• **SUPPLIED ENTRIES**:
++++++

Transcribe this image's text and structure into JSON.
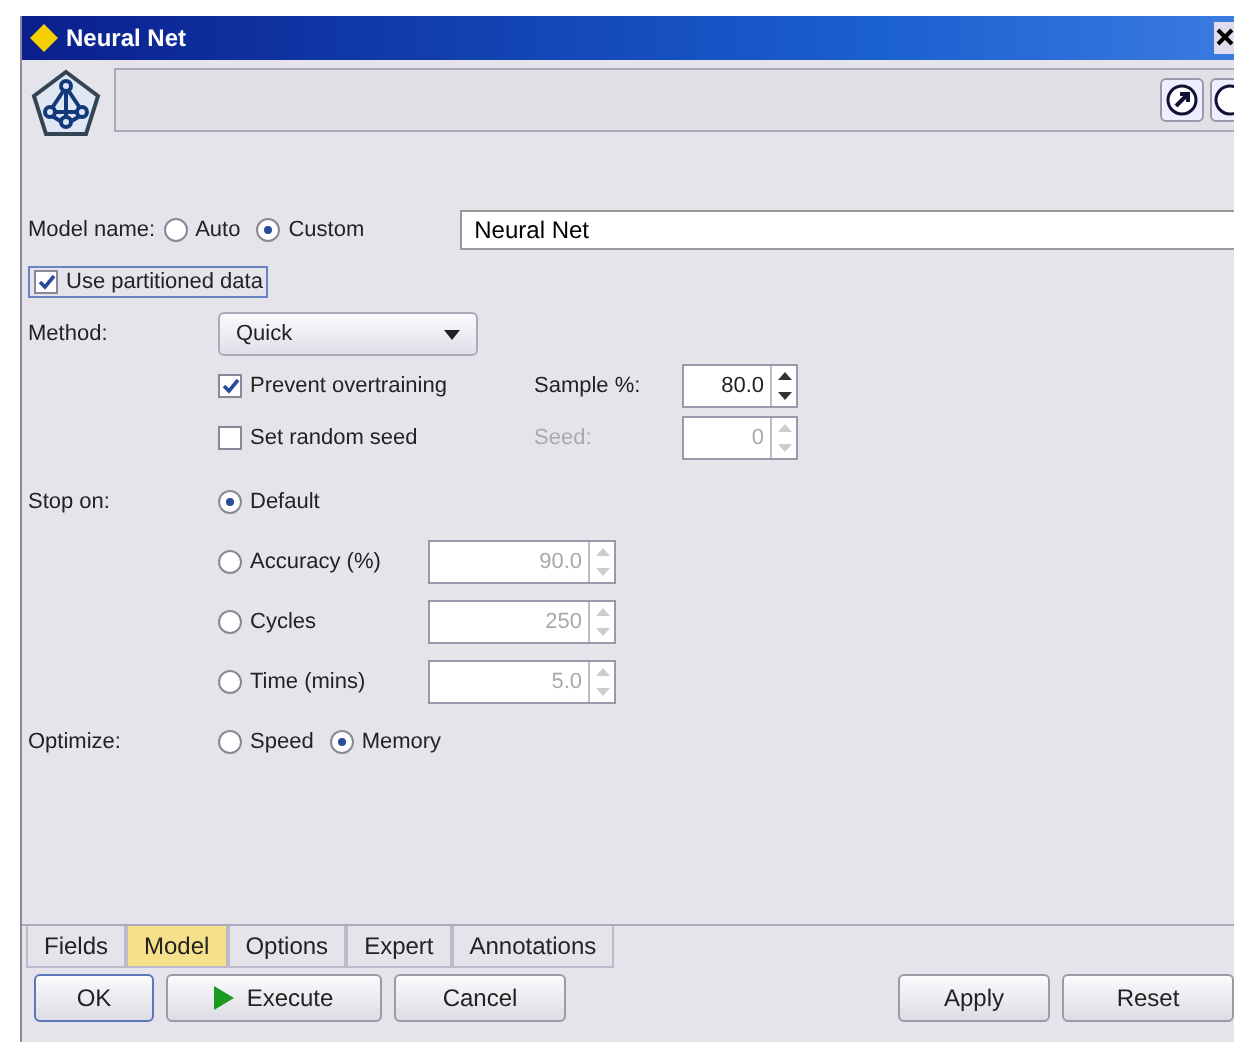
{
  "window": {
    "title": "Neural Net"
  },
  "model_name": {
    "label": "Model name:",
    "options": [
      {
        "label": "Auto",
        "selected": false
      },
      {
        "label": "Custom",
        "selected": true
      }
    ],
    "value": "Neural Net"
  },
  "use_partitioned": {
    "label": "Use partitioned data",
    "checked": true
  },
  "method": {
    "label": "Method:",
    "value": "Quick"
  },
  "prevent_overtraining": {
    "label": "Prevent overtraining",
    "checked": true,
    "field_label": "Sample %:",
    "value": "80.0",
    "disabled": false
  },
  "random_seed": {
    "label": "Set random seed",
    "checked": false,
    "field_label": "Seed:",
    "value": "0",
    "disabled": true
  },
  "stop_on": {
    "label": "Stop on:",
    "options": [
      {
        "label": "Default",
        "selected": true
      },
      {
        "label": "Accuracy (%)",
        "selected": false,
        "value": "90.0",
        "disabled": true
      },
      {
        "label": "Cycles",
        "selected": false,
        "value": "250",
        "disabled": true
      },
      {
        "label": "Time (mins)",
        "selected": false,
        "value": "5.0",
        "disabled": true
      }
    ]
  },
  "optimize": {
    "label": "Optimize:",
    "options": [
      {
        "label": "Speed",
        "selected": false
      },
      {
        "label": "Memory",
        "selected": true
      }
    ]
  },
  "tabs": [
    {
      "label": "Fields",
      "selected": false
    },
    {
      "label": "Model",
      "selected": true
    },
    {
      "label": "Options",
      "selected": false
    },
    {
      "label": "Expert",
      "selected": false
    },
    {
      "label": "Annotations",
      "selected": false
    }
  ],
  "buttons": [
    {
      "label": "OK",
      "kind": "default"
    },
    {
      "label": "Execute",
      "kind": "run"
    },
    {
      "label": "Cancel",
      "kind": "plain"
    },
    {
      "label": "Apply",
      "kind": "plain"
    },
    {
      "label": "Reset",
      "kind": "plain"
    }
  ]
}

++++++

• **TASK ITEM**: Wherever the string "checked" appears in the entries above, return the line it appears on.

• **SOLVED EXERCISE**:
    "checked": true
    "checked": true,
    "checked": false,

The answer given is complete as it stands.